Those who are interested in joining or donating but can’t attend the banquet can do so online at http://tinyurl.com/ydfjep3m. Cost of membership in Ducks Unlimited is $35. For joining the organization, members will receive a free 80th anniversary DU double-reed duck call that is laser-engraved with Buck Gardner’s signature and the DU logo. An optional $10 kit will allow members to easily convert the call into a single-reed call. Members also will receive a one-year subscription to Ducks Unlimited magazine, exclusive content from the members-only website, an official Ducks Unlimited membership card, vehicle decals and invitation to special events throughout the year.
For more information about the Topeka chapter of Ducks Unlimited or about Thursday’s banquet, contact Jeff Neal at (785) 221-6625 or email@example.com.
On Saturday, Sept. 30, the Jefferson County chapter of DU will host its annual dinner beginning at 6 p.m. at the Perry American Legion. Tickets are $40 for a single ticket, $55 for a couple and $20 for Greenwings.
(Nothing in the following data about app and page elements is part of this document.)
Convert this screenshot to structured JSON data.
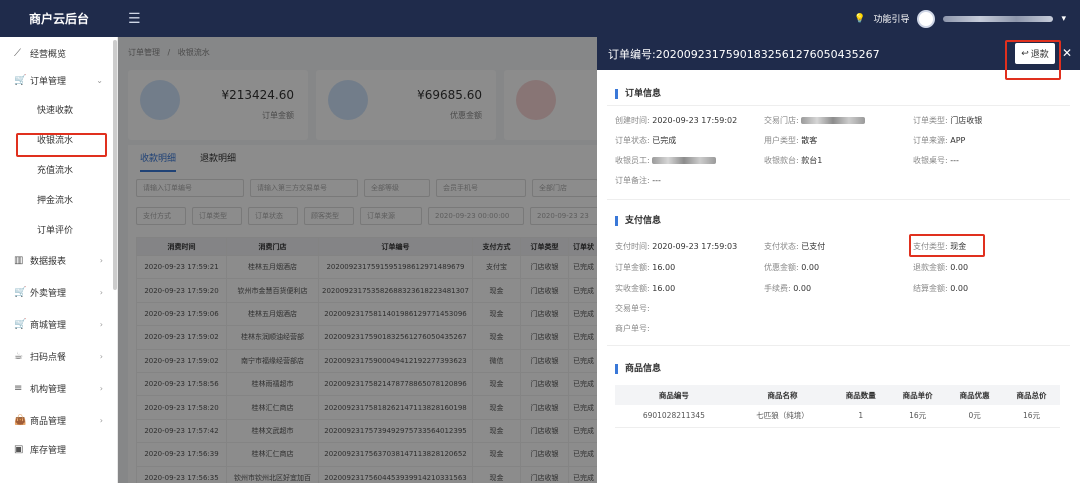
{
  "app": {
    "title": "商户云后台",
    "guide_label": "功能引导"
  },
  "sidebar": {
    "items": [
      {
        "label": "经营概览",
        "icon": "trend-icon"
      },
      {
        "label": "订单管理",
        "icon": "cart-icon",
        "expanded": true
      },
      {
        "label": "数据报表",
        "icon": "bar-chart-icon"
      },
      {
        "label": "外卖管理",
        "icon": "cart-icon"
      },
      {
        "label": "商城管理",
        "icon": "cart-icon"
      },
      {
        "label": "扫码点餐",
        "icon": "cup-icon"
      },
      {
        "label": "机构管理",
        "icon": "list-icon"
      },
      {
        "label": "商品管理",
        "icon": "bag-icon"
      },
      {
        "label": "库存管理",
        "icon": "box-icon"
      }
    ],
    "sub_items": [
      "快速收款",
      "收银流水",
      "充值流水",
      "押金流水",
      "订单评价"
    ]
  },
  "breadcrumb": {
    "root": "订单管理",
    "sep": "/",
    "current": "收银流水"
  },
  "summary": [
    {
      "amount": "¥213424.60",
      "label": "订单金额"
    },
    {
      "amount": "¥69685.60",
      "label": "优惠金额"
    }
  ],
  "tabs": [
    "收款明细",
    "退款明细"
  ],
  "filters": {
    "order_no": "请输入订单编号",
    "third_no": "请输入第三方交易单号",
    "level": "全部等级",
    "member_phone": "会员手机号",
    "store": "全部门店",
    "pay_method": "支付方式",
    "order_type": "订单类型",
    "order_status": "订单状态",
    "customer_type": "顾客类型",
    "order_source": "订单来源",
    "date_start": "2020-09-23 00:00:00",
    "date_end": "2020-09-23 23"
  },
  "table": {
    "headers": [
      "消费时间",
      "消费门店",
      "订单编号",
      "支付方式",
      "订单类型",
      "订单状"
    ],
    "rows": [
      [
        "2020-09-23 17:59:21",
        "桂林五月烟酒店",
        "202009231759159519861297148967​9",
        "支付宝",
        "门店收银",
        "已完成"
      ],
      [
        "2020-09-23 17:59:20",
        "钦州市金慧百货便利店",
        "20200923175358268832361822348130​7",
        "现金",
        "门店收银",
        "已完成"
      ],
      [
        "2020-09-23 17:59:06",
        "桂林五月烟酒店",
        "202009231758114019861297714530​96",
        "现金",
        "门店收银",
        "已完成"
      ],
      [
        "2020-09-23 17:59:02",
        "桂林东润顺油经营部",
        "20200923175901832561276050435​267",
        "现金",
        "门店收银",
        "已完成"
      ],
      [
        "2020-09-23 17:59:02",
        "南宁市福缘经营部店",
        "20200923175900049412192277393​623",
        "微信",
        "门店收银",
        "已完成"
      ],
      [
        "2020-09-23 17:58:56",
        "桂林雨禧超市",
        "20200923175821478778865078120​896",
        "现金",
        "门店收银",
        "已完成"
      ],
      [
        "2020-09-23 17:58:20",
        "桂林汇仁商店",
        "20200923175818262147113828160​198",
        "现金",
        "门店收银",
        "已完成"
      ],
      [
        "2020-09-23 17:57:42",
        "桂林文武超市",
        "20200923175739492975733564012​395",
        "现金",
        "门店收银",
        "已完成"
      ],
      [
        "2020-09-23 17:56:39",
        "桂林汇仁商店",
        "20200923175637038147113828120​652",
        "现金",
        "门店收银",
        "已完成"
      ],
      [
        "2020-09-23 17:56:35",
        "钦州市钦州北区好宜加百",
        "20200923175604453939914210331​563",
        "现金",
        "门店收银",
        "已完成"
      ]
    ]
  },
  "drawer": {
    "title_label": "订单编号:",
    "order_no": "20200923175901832561276050435267",
    "refund_label": "退款",
    "order_info_title": "订单信息",
    "order_info": {
      "create_time_k": "创建时间:",
      "create_time_v": "2020-09-23 17:59:02",
      "store_k": "交易门店:",
      "order_type_k": "订单类型:",
      "order_type_v": "门店收银",
      "status_k": "订单状态:",
      "status_v": "已完成",
      "user_type_k": "用户类型:",
      "user_type_v": "散客",
      "source_k": "订单来源:",
      "source_v": "APP",
      "cashier_k": "收银员工:",
      "register_k": "收银款台:",
      "register_v": "款台1",
      "table_k": "收银桌号:",
      "table_v": "---",
      "remark_k": "订单备注:",
      "remark_v": "---"
    },
    "pay_info_title": "支付信息",
    "pay_info": {
      "pay_time_k": "支付时间:",
      "pay_time_v": "2020-09-23 17:59:03",
      "pay_status_k": "支付状态:",
      "pay_status_v": "已支付",
      "pay_type_k": "支付类型:",
      "pay_type_v": "现金",
      "order_amount_k": "订单金额:",
      "order_amount_v": "16.00",
      "discount_k": "优惠金额:",
      "discount_v": "0.00",
      "refund_k": "退款金额:",
      "refund_v": "0.00",
      "received_k": "实收金额:",
      "received_v": "16.00",
      "fee_k": "手续费:",
      "fee_v": "0.00",
      "settle_k": "结算金额:",
      "settle_v": "0.00",
      "trade_no_k": "交易单号:",
      "merchant_no_k": "商户单号:"
    },
    "goods_title": "商品信息",
    "goods_headers": [
      "商品编号",
      "商品名称",
      "商品数量",
      "商品单价",
      "商品优惠",
      "商品总价"
    ],
    "goods_rows": [
      [
        "6901028211345",
        "七匹狼（纯境）",
        "1",
        "16元",
        "0元",
        "16元"
      ]
    ]
  },
  "watermark": "人数跨境",
  "colors": {
    "accent": "#3a78d8",
    "highlight": "#e0301e",
    "header": "#1f2b4b"
  }
}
Contact Daryl Mellard at (785) 550-3395 or John Hertlein at (785) 640-3113 for more info.
Information about the 2018 Kansas DU State Convention also has been announced. The event will run from 6 to 10 p.m. Feb. 24, 2018, at the Great Wolf Lodge and Children’s Mercy Park in Kansas City, Kan. For more information on that event, contact Chris Young at (913) 333-2922.
— For Kansas hunters, both the low plains and high plains teal seasons are currently underway and will continue through Sunday.
— The first segment of duck season for the Low Plains Early Zone kicks off Oct. 7 and will run through Dec. 3, with the second segment Dec. 16-31. Youth season will run Sept. 30-Oct. 1.
— The first segment of the Low Plains Late Zone runs Oct. 28-Dec. 31. The second segment will be Jan. 20-28, 2018. Youth season will run Oct. 21-22.
— The Low Plains Southeast Zone’s first segment will run Nov. 11-Dec. 31, with a second segment Jan. 6-28, 2018. Youth season will run Nov. 4-5.
— The first segment of the High Plains unit will run Oct. 7-Jan. 1, 2018, with a second segment Jan. 20-28. Youth season will run Sept. 30-Oct. 1.
— The first segment of the Canada goose and light goose season runs just two days, Oct. 28-29, with the second segment running Nov. 8 through Feb. 18, 2018. A conservation order season for light geese will run Feb. 19-April 30, 2018, during which there will be no daily possession or bag limit and hunters can use unplugged shotguns and electronic game calls.
— The first segment of the white-fronted goose season will be Oct. 28-Dec. 31, with a second segment Jan. 27-Feb. 18, 2018.
— The sandhill crane season will run from Nov. 8-Jan. 4, 2018.
For all ducks and geese, hunters will be required to carry a Kansas HIP permit, state waterfowl stamp and, if older than 16, a valid Kansas hunting license and federal waterfowl stamp. For sandhill crane, a Kansas HIP permit and Sandhill Crane permit are required, as well as valid license.
Cost is $2.50 for a Kansas HIP stamp, $10 for a state waterfowl stamp and $26.50 for a federal waterfowl stamp purchased at any KDWPT office or U.S. Post Office. Costs of hunting licenses can be found at http://ksoutdoors.com/Hunting/Applications-and-Fees/.
— The daily bag limit for ducks is six, including no more than, five mallards, of which only two may be hens; three wood ducks; three scaup; one pintail; two redheads; and two canvasbacks. Possession limit is three times the daily bag limit. The daily bag limit for teal also is six. The daily bag limit for mergansers is five, including no more than two hooded mergansers, and the daily limit for coots is 15 with a possession limit of 45.
— The daily bag limit for Canada geese is six, including Brant geese, and the daily bag limit for white-fronted geese is two. Possession limits for both are three times the daily limit.
— The daily bag limit during the regular season for light geese is 50, with no possession limit, and is unlimited during the extended conservation order season.
— The daily bag limit for sandhill cranes is three, with a possession limit of nine.